Last month, Global Fund for Women held a week-long, organization-wide retreat to step away from the day-to-day and to think critically about how to best meet the urgency of today’s fight for gender justice. We continue to work to be stronger and more audacious in our vision and strategy in support of movements that are intergenerational, intersectional, and interconnected.
We were buoyed by the over 7 million people who marched for climate justice ahead of the UN Climate Action Summit, demanding urgent action from the streets of Jakarta to Kampala to San Francisco, where we were meeting. Among the young leaders were indigenous women and girls who have long been fighting at the intersection of environmental and indigenous rights. These include the inspirational Quannah Chasinghorse, who at just 17 years old helped win protections for the Arctic National Wildlife Refuge.
I’ve been reflecting on the importance of centering indigenous women and girls and the indigenous rights movements as we mark October 14, Indigenous People’s Day. Originally known as Columbus Day in the United States, the movement to reclaim this history demands that we be clear about our past and truthful about the violent colonial founding of this nation and of the impacts of worldwide colonization on indigenous people.
Supporting indigenous feminist organizing around the globe is integral to the fight for gender justice. Indigenous women are working to protect sacred land in Hawaii, mobilizing for their land rights in Brazil and organizing to stop dangerous oil pipelines in Canada. One of the groups we fund is currently organizing against corporate megaprojects on indigenous land in Mexico. “Our lives are at stake,” Bettina Cruz, a land defender and member of the group Comité de Mujeres de la Asamblea de Pueblos Indígenas del Istmo en Defensa de la Tierra y el Territorio, told us. “We have a territory that is very important for that way of living, for our nutrition, for our rituals, for our economic activities, for everything. Therefore, land grabbing takes away our essence, our lives.”
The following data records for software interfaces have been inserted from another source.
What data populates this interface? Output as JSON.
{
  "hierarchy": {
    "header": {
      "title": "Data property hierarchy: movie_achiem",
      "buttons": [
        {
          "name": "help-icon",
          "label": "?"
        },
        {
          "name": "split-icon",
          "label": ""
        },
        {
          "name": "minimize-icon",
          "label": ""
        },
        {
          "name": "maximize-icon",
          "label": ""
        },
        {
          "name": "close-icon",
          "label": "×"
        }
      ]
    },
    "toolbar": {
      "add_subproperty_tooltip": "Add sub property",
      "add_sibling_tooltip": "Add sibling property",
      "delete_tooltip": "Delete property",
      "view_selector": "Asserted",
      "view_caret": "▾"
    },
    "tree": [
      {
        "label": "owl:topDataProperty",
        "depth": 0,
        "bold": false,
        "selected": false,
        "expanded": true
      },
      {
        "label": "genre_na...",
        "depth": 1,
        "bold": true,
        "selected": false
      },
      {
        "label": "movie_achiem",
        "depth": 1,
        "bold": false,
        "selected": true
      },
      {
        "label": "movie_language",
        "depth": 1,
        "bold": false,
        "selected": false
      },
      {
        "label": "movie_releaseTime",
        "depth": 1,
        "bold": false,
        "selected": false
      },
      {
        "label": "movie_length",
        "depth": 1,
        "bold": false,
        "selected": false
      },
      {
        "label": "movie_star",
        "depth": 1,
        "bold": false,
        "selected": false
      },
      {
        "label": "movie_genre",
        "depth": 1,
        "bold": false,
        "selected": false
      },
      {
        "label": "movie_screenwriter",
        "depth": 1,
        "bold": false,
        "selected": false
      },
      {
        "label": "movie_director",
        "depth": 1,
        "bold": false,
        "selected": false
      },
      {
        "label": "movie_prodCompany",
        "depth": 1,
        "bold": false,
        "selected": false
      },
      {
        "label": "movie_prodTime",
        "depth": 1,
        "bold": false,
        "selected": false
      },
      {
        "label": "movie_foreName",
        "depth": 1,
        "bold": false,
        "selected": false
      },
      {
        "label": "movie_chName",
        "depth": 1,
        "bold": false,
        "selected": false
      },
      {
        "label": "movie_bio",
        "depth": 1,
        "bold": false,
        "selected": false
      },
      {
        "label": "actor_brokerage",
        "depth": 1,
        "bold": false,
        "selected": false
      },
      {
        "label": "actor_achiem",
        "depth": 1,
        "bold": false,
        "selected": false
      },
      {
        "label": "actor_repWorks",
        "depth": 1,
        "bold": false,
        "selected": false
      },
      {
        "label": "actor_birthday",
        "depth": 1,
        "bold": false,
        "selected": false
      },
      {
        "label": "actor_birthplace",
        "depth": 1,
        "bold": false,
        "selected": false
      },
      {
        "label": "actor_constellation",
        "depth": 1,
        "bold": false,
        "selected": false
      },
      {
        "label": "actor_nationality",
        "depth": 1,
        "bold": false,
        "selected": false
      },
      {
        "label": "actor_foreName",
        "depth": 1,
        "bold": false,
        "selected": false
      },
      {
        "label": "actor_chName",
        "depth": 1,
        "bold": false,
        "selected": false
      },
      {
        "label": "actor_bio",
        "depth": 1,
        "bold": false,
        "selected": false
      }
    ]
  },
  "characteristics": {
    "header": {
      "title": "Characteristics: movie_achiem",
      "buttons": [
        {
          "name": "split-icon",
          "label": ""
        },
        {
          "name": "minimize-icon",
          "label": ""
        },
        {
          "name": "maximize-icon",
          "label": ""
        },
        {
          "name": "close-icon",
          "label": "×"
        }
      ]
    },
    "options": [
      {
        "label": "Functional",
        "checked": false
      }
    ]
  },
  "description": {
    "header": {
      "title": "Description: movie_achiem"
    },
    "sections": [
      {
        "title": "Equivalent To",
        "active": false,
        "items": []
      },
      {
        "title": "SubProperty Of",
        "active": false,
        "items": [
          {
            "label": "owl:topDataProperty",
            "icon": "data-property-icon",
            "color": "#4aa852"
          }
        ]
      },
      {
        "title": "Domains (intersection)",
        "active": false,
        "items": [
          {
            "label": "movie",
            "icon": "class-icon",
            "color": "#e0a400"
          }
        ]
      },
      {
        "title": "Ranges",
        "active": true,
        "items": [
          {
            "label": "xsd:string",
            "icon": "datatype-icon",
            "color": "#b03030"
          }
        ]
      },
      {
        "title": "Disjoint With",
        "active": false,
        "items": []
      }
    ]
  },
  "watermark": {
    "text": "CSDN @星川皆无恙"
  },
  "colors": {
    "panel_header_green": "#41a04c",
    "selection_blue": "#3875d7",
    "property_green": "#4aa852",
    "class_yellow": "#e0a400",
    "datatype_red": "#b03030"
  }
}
We recently jointly created a bold framework for Beijing +25 called “Women Radically Transforming a World in Crisis,” which calls out capitalism and colonization as critical, structural obstacles to gender justice and women’s human rights. It is explicit in describing the challenges that indigenous women face as a result of these obstacles and the importance of fighting alongside indigenous communities for indigenous land rights, access to and control of natural resources, and autonomy in governance.
As my colleagues and I at Global Fund for Women continue to reflect on our role in supporting movements, we take seriously the importance of truthful history, recognition of structural obstacles, and focusing on the most impacted and marginalized communities around the globe. Join us this month as we celebrate the leadership of girls on International Day of the Girl, plan next steps for climate justice, and mark Indigenous People’s Day. Follow us on social media, donate to our movement building efforts, take a moment to reflect on indigenous women and girls’ struggles and victories, or join onto the Beijing +25 framework.
Latanya Mapp Frett